Asked if Microsoft still planned to cater for those that spend large sums of money to upgrade PC rigs for games, Luehmann confirmed the company is staying with the core.
“There are other products, and I can think of one in particular, that will really encourage that type of behaviour,” he said, speaking in Germany earlier this month.
The exec said that Microsoft’s future PC core offering will be part of a whole range of games designed to ensure the entire spectrum of PC gamers is catered for.

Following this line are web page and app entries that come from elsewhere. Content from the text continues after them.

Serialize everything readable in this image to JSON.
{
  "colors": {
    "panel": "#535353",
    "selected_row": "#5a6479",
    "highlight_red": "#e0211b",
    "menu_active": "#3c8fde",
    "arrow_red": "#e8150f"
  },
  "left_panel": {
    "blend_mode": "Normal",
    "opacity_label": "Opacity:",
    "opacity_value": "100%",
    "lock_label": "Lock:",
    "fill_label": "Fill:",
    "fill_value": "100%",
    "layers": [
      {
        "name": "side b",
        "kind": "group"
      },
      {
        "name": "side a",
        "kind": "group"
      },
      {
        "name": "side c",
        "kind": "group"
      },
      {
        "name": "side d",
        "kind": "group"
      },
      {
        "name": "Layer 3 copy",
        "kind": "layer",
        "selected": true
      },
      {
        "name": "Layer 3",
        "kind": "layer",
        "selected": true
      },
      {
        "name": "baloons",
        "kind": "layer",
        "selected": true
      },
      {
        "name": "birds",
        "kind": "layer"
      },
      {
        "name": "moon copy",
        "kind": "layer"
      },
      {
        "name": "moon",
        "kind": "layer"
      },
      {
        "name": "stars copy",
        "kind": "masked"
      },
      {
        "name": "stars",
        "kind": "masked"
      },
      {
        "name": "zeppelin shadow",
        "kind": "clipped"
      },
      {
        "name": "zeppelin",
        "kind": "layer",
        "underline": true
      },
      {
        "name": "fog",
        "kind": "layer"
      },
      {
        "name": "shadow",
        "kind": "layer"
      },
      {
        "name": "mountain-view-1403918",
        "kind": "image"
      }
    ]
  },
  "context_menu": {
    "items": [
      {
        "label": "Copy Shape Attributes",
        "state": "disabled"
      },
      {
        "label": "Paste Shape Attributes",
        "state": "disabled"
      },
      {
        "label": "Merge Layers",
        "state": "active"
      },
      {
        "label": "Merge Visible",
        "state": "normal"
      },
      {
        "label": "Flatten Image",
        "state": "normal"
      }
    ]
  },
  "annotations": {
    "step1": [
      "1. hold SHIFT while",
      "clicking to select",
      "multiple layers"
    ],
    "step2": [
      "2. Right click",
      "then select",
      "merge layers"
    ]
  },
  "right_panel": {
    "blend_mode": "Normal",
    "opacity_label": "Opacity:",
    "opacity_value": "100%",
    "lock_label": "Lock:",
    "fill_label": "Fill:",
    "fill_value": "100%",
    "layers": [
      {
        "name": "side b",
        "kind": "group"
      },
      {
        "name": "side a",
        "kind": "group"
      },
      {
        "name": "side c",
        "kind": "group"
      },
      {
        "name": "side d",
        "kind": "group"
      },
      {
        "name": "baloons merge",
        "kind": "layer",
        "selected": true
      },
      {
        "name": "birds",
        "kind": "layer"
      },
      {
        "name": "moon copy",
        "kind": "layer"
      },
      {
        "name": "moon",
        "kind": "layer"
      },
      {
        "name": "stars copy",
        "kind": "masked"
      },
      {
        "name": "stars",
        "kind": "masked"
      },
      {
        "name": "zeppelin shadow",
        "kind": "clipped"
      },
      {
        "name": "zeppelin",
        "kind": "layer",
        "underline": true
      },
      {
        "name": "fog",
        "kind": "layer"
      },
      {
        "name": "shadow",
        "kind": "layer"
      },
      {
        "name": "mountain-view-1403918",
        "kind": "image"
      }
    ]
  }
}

“I think you need to go where your audience is,” he said. “Think of it as a barrier to entry. So, there’s a cost barrier to entry, there’s a hardware requirement barrier to entry. Using web games as an example, think about that funnel, from very, very casual to core MMO players. How do you bring your customers into a funnel, into a relationship with a company and then give them lots of different product offerings?
“If they want to go deeper into that funnel, we’ve got a good option.”
“There’ll be more announcements”
Luehmann confirmed that Microsoft’s commitment to PC as a gaming platform is ongoing, following on from a set of gamescom announcements related to the firm’s PC games.
Microsoft announced Age of Empires Online and Microsoft Flight earlier this month. Fable III has also been confirmed for PC.
“There’ll be more announcements, there’ll be more products over the next 24 months, as there have been rolling up to now,” said the boss.
“We don’t have specific titles that we’re talking about, but there’s more in the development queue than you’ve seen.”
Microsoft may be working on at least one core title, but its thinking to PC gaming in general has changed significantly. Luehmann said that Age of Empires Online in particular – with its connected features, persistence and more casual aesthetic – signified a new approach.
“A $50 product, then two years later another $50 product and maybe an expansion? I think that needs to change,” he said.
“I think that’s a business that’s been successful, and it can still be successful – certainly retail’s still a very valid part of everything that we’re doing – but you can divide that up in a bunch of different ways. You can see micro-transaction games, you can see macro-transaction games: we’re going to experiment.
“We’re going to try to push that model forward and try new ideas, and I think that’s first-party’s job.”
He did say “core MMO players,” right?